In fact, there were two “excessively monumental” works that coincided to form a single constellation.
The event-exhibition, La Démesure des convoités (2004), as indicated by the title, set on stage larger than life figures ― the faces of men and of beasts, of animals, of women and even of the city, the mother and the matrix of all these highly colourful characters. The grandeur of the work was displayed not only in the excessive dimensions of the paintings, but also by the wide use of metaphors to bring the characters to life. Besner does not in any way seek to reproduce the real world; the faces he depicts go beyond the figurative to suggest the juxtaposition of the various depths of the imagination, which become an integral part of the characters being represented, even for figures that have no face to speak of.
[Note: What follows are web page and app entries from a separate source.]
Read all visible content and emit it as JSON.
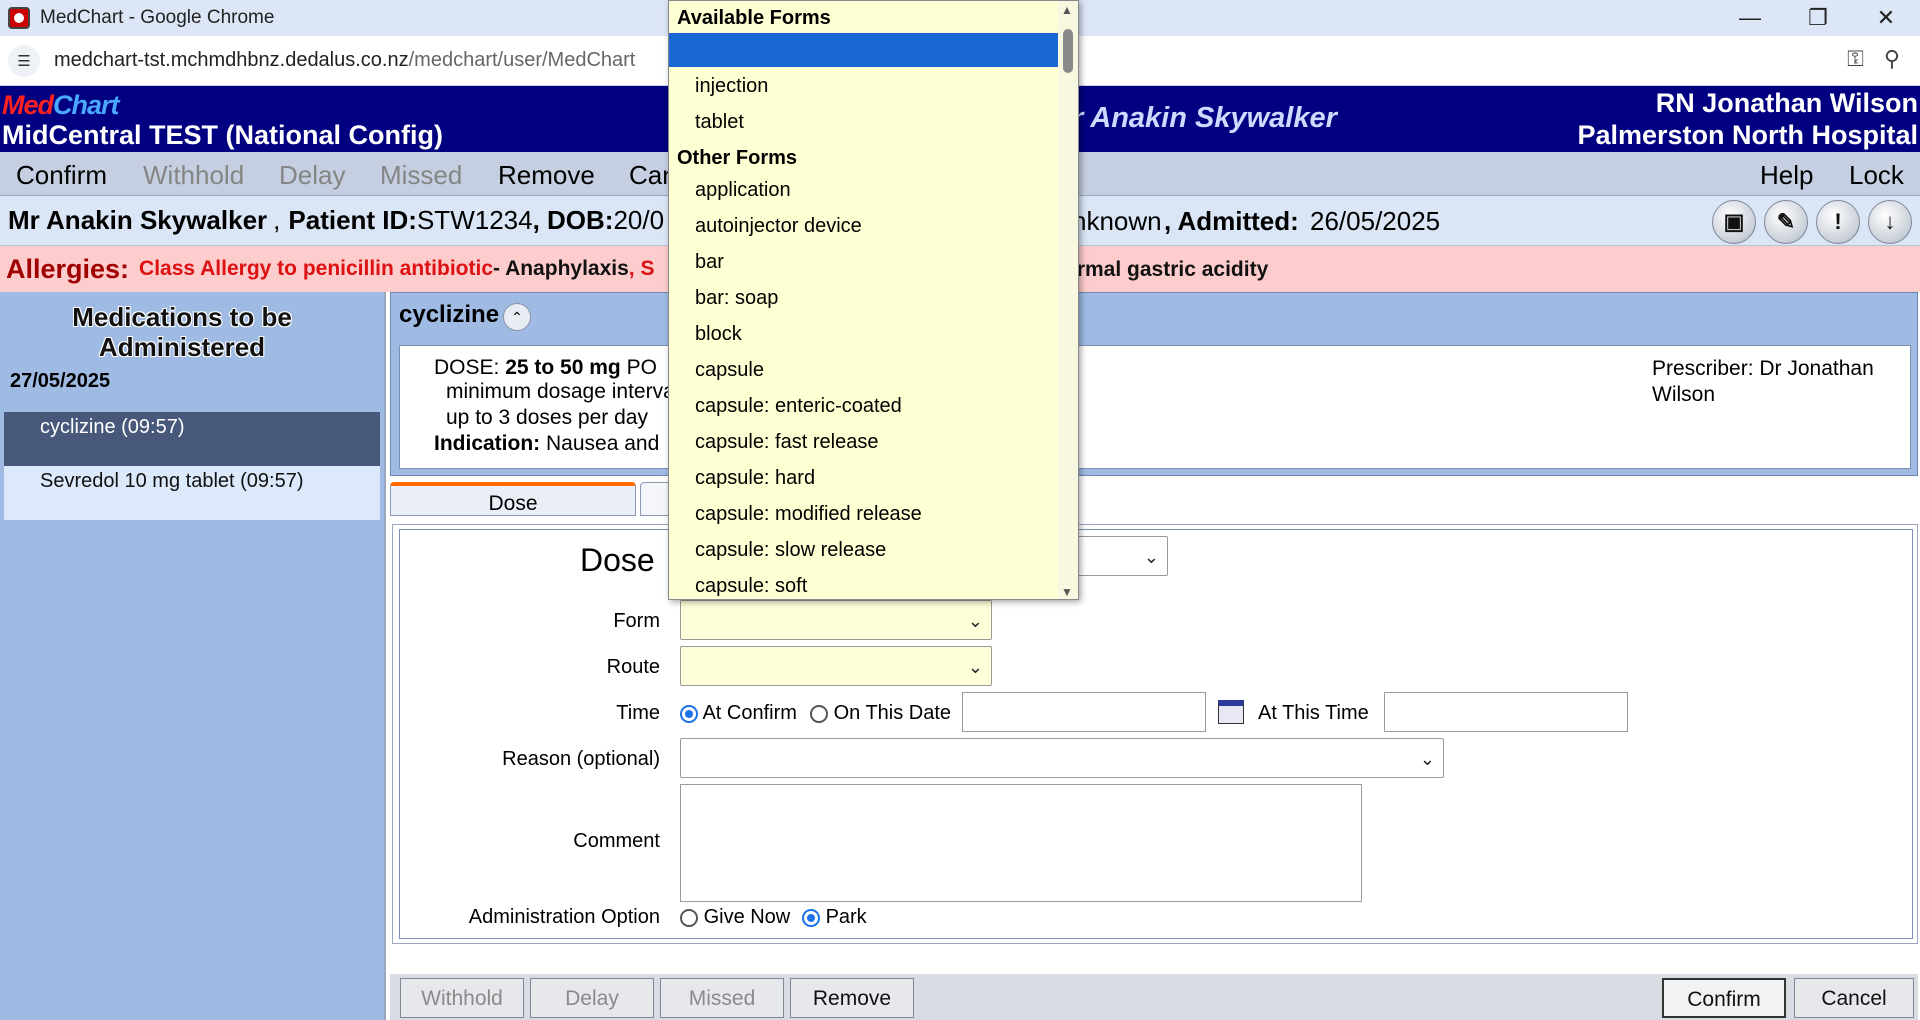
{
  "browser": {
    "title": "MedChart - Google Chrome",
    "url_host": "medchart-tst.mchmdhbnz.dedalus.co.nz",
    "url_path": "/medchart/user/MedChart"
  },
  "header": {
    "logo_med": "Med",
    "logo_chart": "Chart",
    "site_name": "MidCentral TEST (National Config)",
    "patient_name": "r Anakin Skywalker",
    "user": "RN Jonathan Wilson",
    "hospital": "Palmerston North Hospital"
  },
  "menu": {
    "confirm": "Confirm",
    "withhold": "Withhold",
    "delay": "Delay",
    "missed": "Missed",
    "remove": "Remove",
    "cancel_partial": "Can",
    "help": "Help",
    "lock": "Lock"
  },
  "patient": {
    "name": "Mr Anakin Skywalker",
    "sep": ",",
    "id_label": "Patient ID:",
    "id_value": "STW1234",
    "dob_label": ", DOB:",
    "dob_value": "20/0",
    "unknown_tail": "nknown",
    "admitted_label": ", Admitted:",
    "admitted_value": "26/05/2025"
  },
  "allergies": {
    "label": "Allergies:",
    "item1": "Class Allergy to penicillin antibiotic",
    "reaction1": " - Anaphylaxis",
    "comma_s": ", S",
    "tail": "ormal gastric acidity"
  },
  "left": {
    "title": "Medications to be Administered",
    "date": "27/05/2025",
    "items": [
      "cyclizine (09:57)",
      "Sevredol 10 mg tablet (09:57)"
    ]
  },
  "drug": {
    "name": "cyclizine",
    "dose_label": "DOSE: ",
    "dose_value": "25 to 50 mg",
    "dose_route": " PO",
    "line2": "minimum dosage interva",
    "line3": "up to 3 doses per day",
    "indication_label": "Indication:",
    "indication_value": " Nausea and",
    "prescriber": "Prescriber: Dr Jonathan Wilson"
  },
  "tabs": {
    "dose": "Dose"
  },
  "form": {
    "dose_label": "Dose",
    "form_label": "Form",
    "route_label": "Route",
    "time_label": "Time",
    "at_confirm": "At Confirm",
    "on_this_date": "On This Date",
    "at_this_time": "At This Time",
    "reason_label": "Reason (optional)",
    "comment_label": "Comment",
    "admin_option_label": "Administration Option",
    "give_now": "Give Now",
    "park": "Park"
  },
  "buttons": {
    "withhold": "Withhold",
    "delay": "Delay",
    "missed": "Missed",
    "remove": "Remove",
    "confirm": "Confirm",
    "cancel": "Cancel"
  },
  "dropdown": {
    "group1": "Available Forms",
    "group1_items": [
      "",
      "injection",
      "tablet"
    ],
    "group2": "Other Forms",
    "group2_items": [
      "application",
      "autoinjector device",
      "bar",
      "bar: soap",
      "block",
      "capsule",
      "capsule: enteric-coated",
      "capsule: fast release",
      "capsule: hard",
      "capsule: modified release",
      "capsule: slow release",
      "capsule: soft"
    ]
  },
  "colors": {
    "header_bg": "#000080",
    "menu_bg": "#c5cfe1",
    "panel_bg": "#9fbbe4",
    "allergy_bg": "#fdcccc",
    "dropdown_bg": "#ffffd4",
    "highlight": "#1967d2",
    "tab_accent": "#ff6a00"
  }
}
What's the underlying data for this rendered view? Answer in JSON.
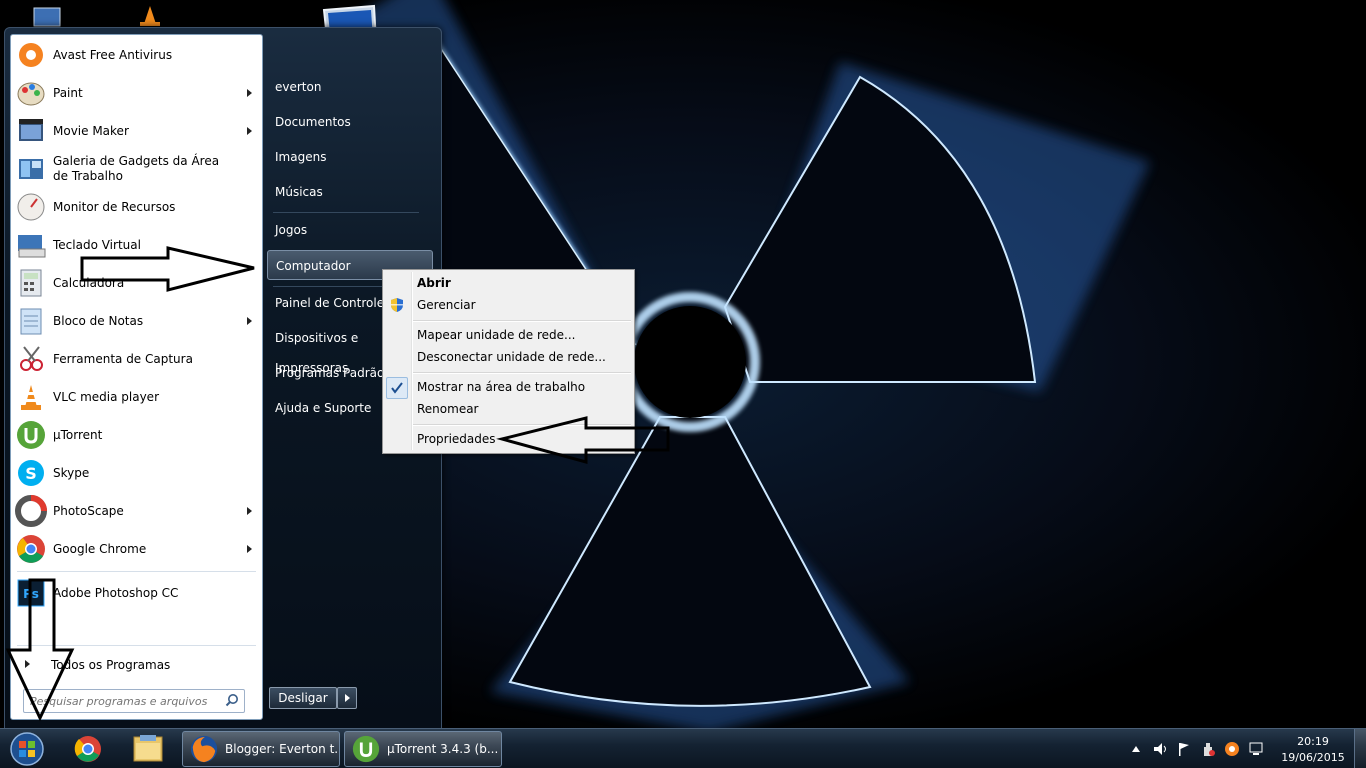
{
  "desktop": {
    "icons": [
      "computer-icon",
      "vlc-icon",
      "folder-icon"
    ]
  },
  "start_menu": {
    "programs": [
      {
        "label": "Avast Free Antivirus",
        "icon": "avast-icon",
        "submenu": false
      },
      {
        "label": "Paint",
        "icon": "paint-icon",
        "submenu": true
      },
      {
        "label": "Movie Maker",
        "icon": "movie-maker-icon",
        "submenu": true
      },
      {
        "label": "Galeria de Gadgets da Área de Trabalho",
        "icon": "gadgets-icon",
        "submenu": false
      },
      {
        "label": "Monitor de Recursos",
        "icon": "resource-monitor-icon",
        "submenu": false
      },
      {
        "label": "Teclado Virtual",
        "icon": "keyboard-icon",
        "submenu": false
      },
      {
        "label": "Calculadora",
        "icon": "calculator-icon",
        "submenu": false
      },
      {
        "label": "Bloco de Notas",
        "icon": "notepad-icon",
        "submenu": true
      },
      {
        "label": "Ferramenta de Captura",
        "icon": "snipping-tool-icon",
        "submenu": false
      },
      {
        "label": "VLC media player",
        "icon": "vlc-icon",
        "submenu": false
      },
      {
        "label": "µTorrent",
        "icon": "utorrent-icon",
        "submenu": false
      },
      {
        "label": "Skype",
        "icon": "skype-icon",
        "submenu": false
      },
      {
        "label": "PhotoScape",
        "icon": "photoscape-icon",
        "submenu": true
      },
      {
        "label": "Google Chrome",
        "icon": "chrome-icon",
        "submenu": true
      },
      {
        "label": "Adobe Photoshop CC",
        "icon": "photoshop-icon",
        "submenu": false
      }
    ],
    "all_programs": "Todos os Programas",
    "search_placeholder": "Pesquisar programas e arquivos",
    "right_links": [
      "everton",
      "Documentos",
      "Imagens",
      "Músicas",
      "Jogos",
      "Computador",
      "Painel de Controle",
      "Dispositivos e Impressoras",
      "Programas Padrão",
      "Ajuda e Suporte"
    ],
    "shutdown_label": "Desligar"
  },
  "context_menu": {
    "items": [
      {
        "label": "Abrir",
        "bold": true
      },
      {
        "label": "Gerenciar",
        "icon": "uac-shield-icon"
      },
      {
        "label": "Mapear unidade de rede..."
      },
      {
        "label": "Desconectar unidade de rede..."
      },
      {
        "label": "Mostrar na área de trabalho",
        "checked": true
      },
      {
        "label": "Renomear"
      },
      {
        "label": "Propriedades"
      }
    ]
  },
  "taskbar": {
    "pinned": [
      "chrome-icon",
      "explorer-icon"
    ],
    "tasks": [
      {
        "label": "Blogger: Everton t...",
        "icon": "firefox-icon"
      },
      {
        "label": "µTorrent 3.4.3  (b...",
        "icon": "utorrent-icon"
      }
    ],
    "clock_time": "20:19",
    "clock_date": "19/06/2015"
  }
}
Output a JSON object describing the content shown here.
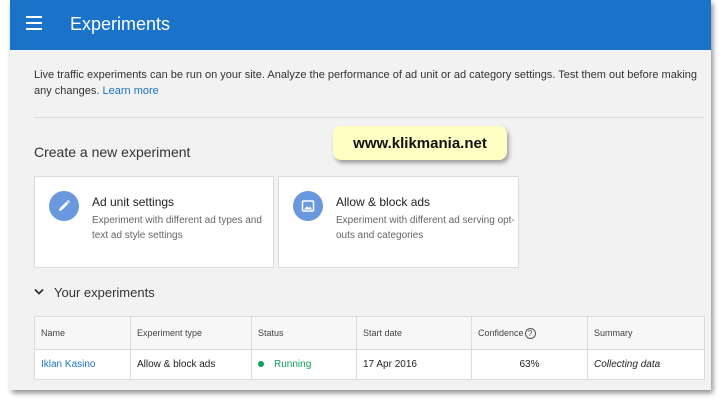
{
  "header": {
    "title": "Experiments",
    "menu_icon": "menu-icon"
  },
  "intro": {
    "text": "Live traffic experiments can be run on your site. Analyze the performance of ad unit or ad category settings. Test them out before making any changes.",
    "link": "Learn more"
  },
  "create": {
    "title": "Create a new experiment",
    "cards": [
      {
        "title": "Ad unit settings",
        "description": "Experiment with different ad types and text ad style settings",
        "icon": "pencil-icon"
      },
      {
        "title": "Allow & block ads",
        "description": "Experiment with different ad serving opt-outs and categories",
        "icon": "image-icon"
      }
    ]
  },
  "watermark": "www.klikmania.net",
  "your_experiments": {
    "title": "Your experiments",
    "columns": [
      "Name",
      "Experiment type",
      "Status",
      "Start date",
      "Confidence",
      "Summary"
    ],
    "rows": [
      {
        "name": "Iklan Kasino",
        "type": "Allow & block ads",
        "status": "Running",
        "start_date": "17 Apr 2016",
        "confidence": "63%",
        "summary": "Collecting data"
      }
    ]
  },
  "colors": {
    "appbar": "#1a73c8",
    "link": "#1a73c8",
    "running": "#0f9d58",
    "card_icon": "#6a98df"
  }
}
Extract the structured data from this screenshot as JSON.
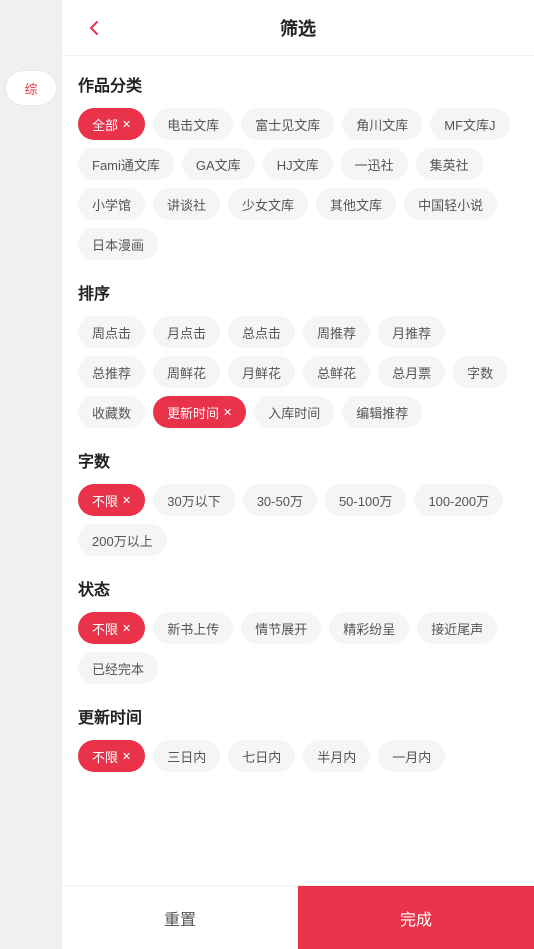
{
  "header": {
    "title": "筛选",
    "back_icon": "‹"
  },
  "sidebar": {
    "tabs": [
      {
        "label": "综",
        "active": true
      }
    ]
  },
  "sections": {
    "category": {
      "title": "作品分类",
      "tags": [
        {
          "label": "全部",
          "active": true,
          "has_close": true
        },
        {
          "label": "电击文库",
          "active": false
        },
        {
          "label": "富士见文库",
          "active": false
        },
        {
          "label": "角川文库",
          "active": false
        },
        {
          "label": "MF文库J",
          "active": false
        },
        {
          "label": "Fami通文库",
          "active": false
        },
        {
          "label": "GA文库",
          "active": false
        },
        {
          "label": "HJ文库",
          "active": false
        },
        {
          "label": "一迅社",
          "active": false
        },
        {
          "label": "集英社",
          "active": false
        },
        {
          "label": "小学馆",
          "active": false
        },
        {
          "label": "讲谈社",
          "active": false
        },
        {
          "label": "少女文库",
          "active": false
        },
        {
          "label": "其他文库",
          "active": false
        },
        {
          "label": "中国轻小说",
          "active": false
        },
        {
          "label": "日本漫画",
          "active": false
        }
      ]
    },
    "sort": {
      "title": "排序",
      "tags": [
        {
          "label": "周点击",
          "active": false
        },
        {
          "label": "月点击",
          "active": false
        },
        {
          "label": "总点击",
          "active": false
        },
        {
          "label": "周推荐",
          "active": false
        },
        {
          "label": "月推荐",
          "active": false
        },
        {
          "label": "总推荐",
          "active": false
        },
        {
          "label": "周鲜花",
          "active": false
        },
        {
          "label": "月鲜花",
          "active": false
        },
        {
          "label": "总鲜花",
          "active": false
        },
        {
          "label": "总月票",
          "active": false
        },
        {
          "label": "字数",
          "active": false
        },
        {
          "label": "收藏数",
          "active": false
        },
        {
          "label": "更新时间",
          "active": true,
          "has_close": true
        },
        {
          "label": "入库时间",
          "active": false
        },
        {
          "label": "编辑推荐",
          "active": false
        }
      ]
    },
    "wordcount": {
      "title": "字数",
      "tags": [
        {
          "label": "不限",
          "active": true,
          "has_close": true
        },
        {
          "label": "30万以下",
          "active": false
        },
        {
          "label": "30-50万",
          "active": false
        },
        {
          "label": "50-100万",
          "active": false
        },
        {
          "label": "100-200万",
          "active": false
        },
        {
          "label": "200万以上",
          "active": false
        }
      ]
    },
    "status": {
      "title": "状态",
      "tags": [
        {
          "label": "不限",
          "active": true,
          "has_close": true
        },
        {
          "label": "新书上传",
          "active": false
        },
        {
          "label": "情节展开",
          "active": false
        },
        {
          "label": "精彩纷呈",
          "active": false
        },
        {
          "label": "接近尾声",
          "active": false
        },
        {
          "label": "已经完本",
          "active": false
        }
      ]
    },
    "update_time": {
      "title": "更新时间",
      "tags": [
        {
          "label": "不限",
          "active": true,
          "has_close": true
        },
        {
          "label": "三日内",
          "active": false
        },
        {
          "label": "七日内",
          "active": false
        },
        {
          "label": "半月内",
          "active": false
        },
        {
          "label": "一月内",
          "active": false
        }
      ]
    }
  },
  "footer": {
    "reset_label": "重置",
    "confirm_label": "完成"
  },
  "colors": {
    "active_bg": "#e8334a",
    "active_text": "#ffffff"
  }
}
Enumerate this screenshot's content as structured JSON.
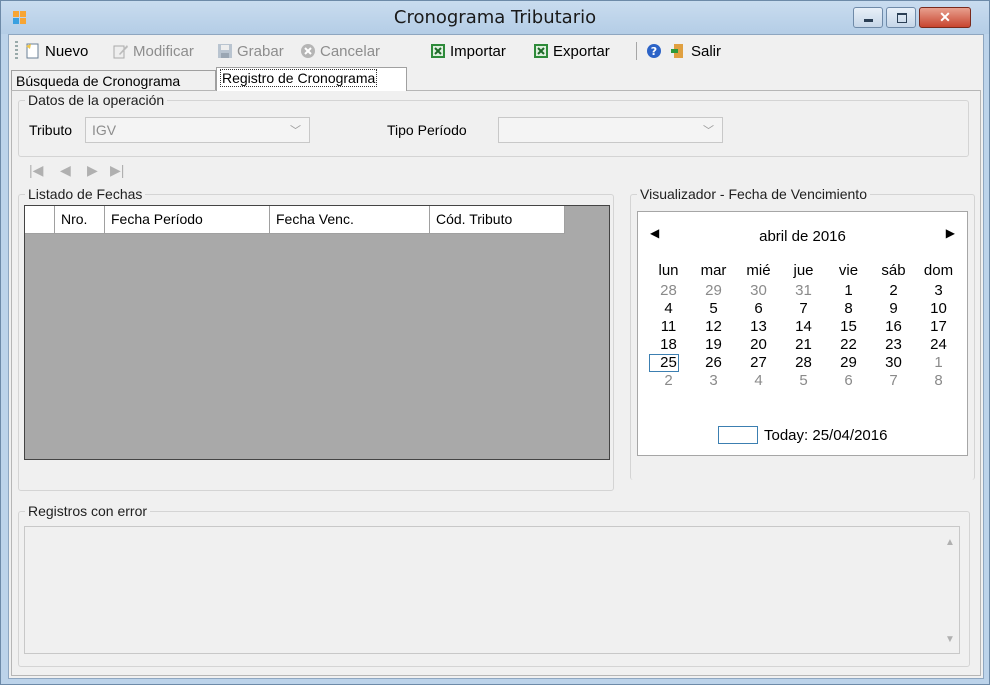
{
  "window": {
    "title": "Cronograma Tributario"
  },
  "toolbar": {
    "nuevo": "Nuevo",
    "modificar": "Modificar",
    "grabar": "Grabar",
    "cancelar": "Cancelar",
    "importar": "Importar",
    "exportar": "Exportar",
    "salir": "Salir"
  },
  "tabs": [
    "Búsqueda de Cronograma",
    "Registro de Cronograma"
  ],
  "operation": {
    "legend": "Datos de la operación",
    "tributo_label": "Tributo",
    "tributo_value": "IGV",
    "tipo_label": "Tipo Período",
    "tipo_value": ""
  },
  "fechas": {
    "legend": "Listado de Fechas",
    "columns": [
      "",
      "Nro.",
      "Fecha Período",
      "Fecha Venc.",
      "Cód. Tributo"
    ]
  },
  "visualizador": {
    "legend": "Visualizador - Fecha de Vencimiento",
    "month": "abril de 2016",
    "weekdays": [
      "lun",
      "mar",
      "mié",
      "jue",
      "vie",
      "sáb",
      "dom"
    ],
    "weeks": [
      [
        "28",
        "29",
        "30",
        "31",
        "1",
        "2",
        "3"
      ],
      [
        "4",
        "5",
        "6",
        "7",
        "8",
        "9",
        "10"
      ],
      [
        "11",
        "12",
        "13",
        "14",
        "15",
        "16",
        "17"
      ],
      [
        "18",
        "19",
        "20",
        "21",
        "22",
        "23",
        "24"
      ],
      [
        "25",
        "26",
        "27",
        "28",
        "29",
        "30",
        "1"
      ],
      [
        "2",
        "3",
        "4",
        "5",
        "6",
        "7",
        "8"
      ]
    ],
    "today": "Today: 25/04/2016"
  },
  "errores": {
    "legend": "Registros con error"
  }
}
And, Mora (at the same time woman, mother and death) was created in 2010-2011 as the illustration of an enchanting urban tale written under the same title by D. Besner. This exhibition included 36 monumental works by the artist ― works of pure enchantment from an undefined time ―, the event brought together distinguished interpreters from various disciplines, who each in their own way provided an eloquent expression of various scenes from the tale. Various performers from the fields of music, dance, gymnastic, martial arts and video participated in the interpretation of this work. The artists and the invited guests were brought together to take part in the universe of the imagination of Dominic Bester and witnessed firsthand the spellbinding enchantment that was cast upon the audience and multiple waves. Once upon a time… on a magic autumn night was heard the sovereign voice borne by Diane Dufresne, dressed by Mother Midnight, who held hypnotic vigil…
November 2010 gave the solo exhibition entitled Hundred Words consisting of 30 Cyclopean size paintings, inspired by 100 words (“wordless”) chosen by the artist to explore the harmonies/dissonances of language and images. This exhibition made it possible to shed light on the predilection that D. Besner enjoys with both language and images. Previous to this date, he took part in the group exhibition, Western China International Art Biennale, in Yinchuan (China), in the month of September 2010, and in the prestigious Universal Exhibition of Shanghai from May 1st through to October 31 of the same year. Besner will return to China in the month of November 2013 to present an individual exhibition entitled Immortalis at the Museum of Suzhou. This will coincide with an impressive exhibition to take place on the North American continent, entitled Humani Ex Machina, at the Thompson Landry Gallery in Toronto, at which will be shown 25 recent works by Besner.
In recent years, Besner has shown greater interest in writing, in stained glass, in engraving and in sculpture. He recently gave up his tiny but welcoming studio on the Plateau-Mont-Royal for a very large sun-filled space in the industrial section of Montreal. This will put an end to the close intimacy he enjoyed with the objects of his creation, which was imposed by the restraining limits of his work place. Using both the carnal and the immaterial resources available to him, he will slowly but surely tame the new work space into which he has been thrust. Fortunately, for D. Besner renewal is an integral part of his modus vivendi.